I have been working on a set of rules for separating "models" into models, calculations and simulations. I feel like there is a gaping opportunity here for contribution from complexity, chaos, and other disciplines in Computer Science and Mathematics, but here's what I've put together thus far:
Simulations are models, but not all models are simulations. Calculations are not models.
- A model is a simplified representation of a system.
- All models are wrong, but some models are useful
- The result of a calculation can be expressed in a single equation using relatively basic mathematical notation.
- Where calculations contain an time element, values at different times can be determined in any order without referring to previous values.
- A simulation is a calculation in which one parameter is the simulation clock that increments regularly or irregularly.
- The outcome of a simulation could not have been determined without the use of the clock.
- While an initial state is typically defined, an intermediate state at a given time should be difficult or impossible to determine without having run the simulation to that point.
- Almost any model that involves repeated samples of random numbers should be classified as a simulation.
Consider the following progression of "models" that output an expected total savings:
- Inputs: Expected total savings.
- Inputs: Annual savings by year, time-frame of analysis.
- Inputs: Annual savings per truck per year, number of trucks by year, time-frame of analysis.
- Inputs: Annual savings per truck per year, current number of customers, number of trucks per customer, annual increase in customers, time-frame of analysis
- Inputs: Annual savings per truck per year, current number of customers by geographical location, annual increase in customers by geographical location, routing algorithm to determine necessary trucks, time-frame of analysis.
- Inputs: Annual savings per truck per year, current number of customers by geographical location, distribution of possible growth in customers by geographical location, routing algorithm to determine necessary trucks, time-frame of analysis.

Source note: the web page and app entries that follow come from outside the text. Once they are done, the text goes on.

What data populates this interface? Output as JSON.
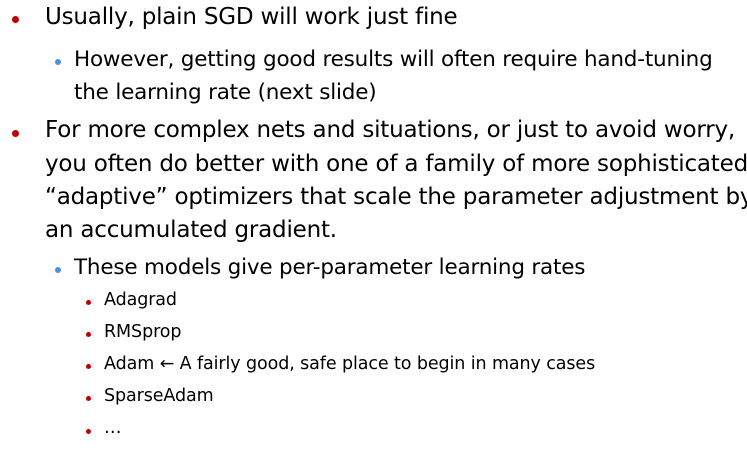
{
  "colors": {
    "level1_bullet": "#c00000",
    "level2_bullet": "#4f8fe0",
    "level3_bullet": "#c00000",
    "text": "#000000"
  },
  "bullets": [
    {
      "level": 1,
      "lines": [
        "Usually, plain SGD will work just fine"
      ]
    },
    {
      "level": 2,
      "lines": [
        "However, getting good results will often require hand-tuning",
        "the learning rate (next slide)"
      ]
    },
    {
      "level": 1,
      "lines": [
        "For more complex nets and situations, or just to avoid worry,",
        "you often do better with one of a family of more sophisticated",
        "“adaptive” optimizers that scale the parameter adjustment by",
        "an accumulated gradient."
      ]
    },
    {
      "level": 2,
      "lines": [
        "These models give per-parameter learning rates"
      ]
    },
    {
      "level": 3,
      "lines": [
        "Adagrad"
      ]
    },
    {
      "level": 3,
      "lines": [
        "RMSprop"
      ]
    },
    {
      "level": 3,
      "lines": [
        "Adam  ← A fairly good, safe place to begin in many cases"
      ]
    },
    {
      "level": 3,
      "lines": [
        "SparseAdam"
      ]
    },
    {
      "level": 3,
      "lines": [
        "…"
      ]
    }
  ]
}
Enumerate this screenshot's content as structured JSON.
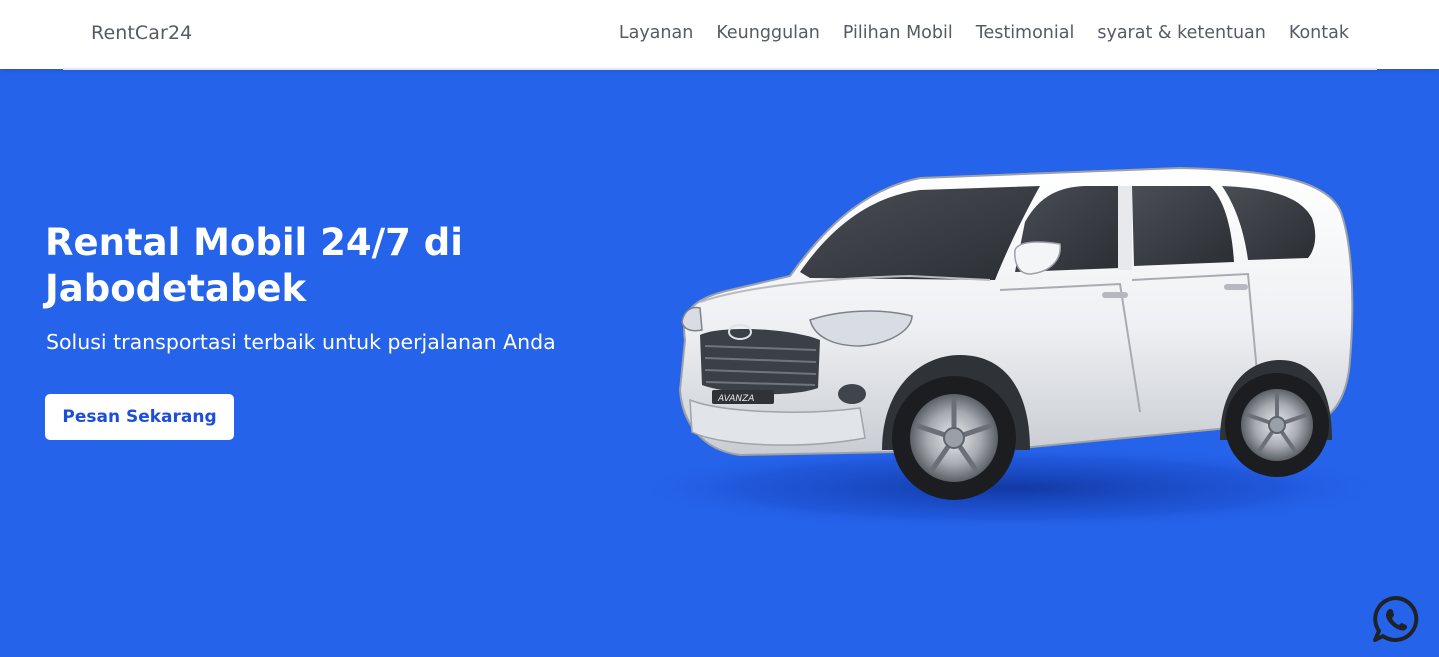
{
  "brand": "RentCar24",
  "nav": {
    "items": [
      {
        "label": "Layanan"
      },
      {
        "label": "Keunggulan"
      },
      {
        "label": "Pilihan Mobil"
      },
      {
        "label": "Testimonial"
      },
      {
        "label": "syarat & ketentuan"
      },
      {
        "label": "Kontak"
      }
    ]
  },
  "hero": {
    "title": "Rental Mobil 24/7 di Jabodetabek",
    "subtitle": "Solusi transportasi terbaik untuk perjalanan Anda",
    "cta_label": "Pesan Sekarang",
    "car_badge": "AVANZA"
  },
  "colors": {
    "hero_bg": "#2563eb",
    "nav_text": "#555b63",
    "cta_text": "#1d4ed8"
  },
  "icons": {
    "whatsapp": "whatsapp-icon",
    "car": "car-illustration"
  }
}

As you can see, complexity builds and eventually passes a threshold where we would accept it as a model. "Model" 4 is still little more than a back of the envelope calculation, but Model 5 takes a quantum leap in complexity with the introduction of the algorithm. Model 5 however I would still not classify s a simulation, because any year could be calculated without having calculated the others. Finally Model 6 introduces a stochastic variable (randomness) that compounds from one year to another and brings us to a proper simulation.
I've seen calculations masquerading as simulations models at a Fortune 500 company both internally and externally. While the result is the same: outcomes determined from data where validity is asserted by the author, I know that Operational Research practitioners reading this will appreciate my desire to classify. At the very least it will help us separate what the MBAs do with spreadsheets from our own work.
I welcome input from others on this topic, as I am only just developing my own theories.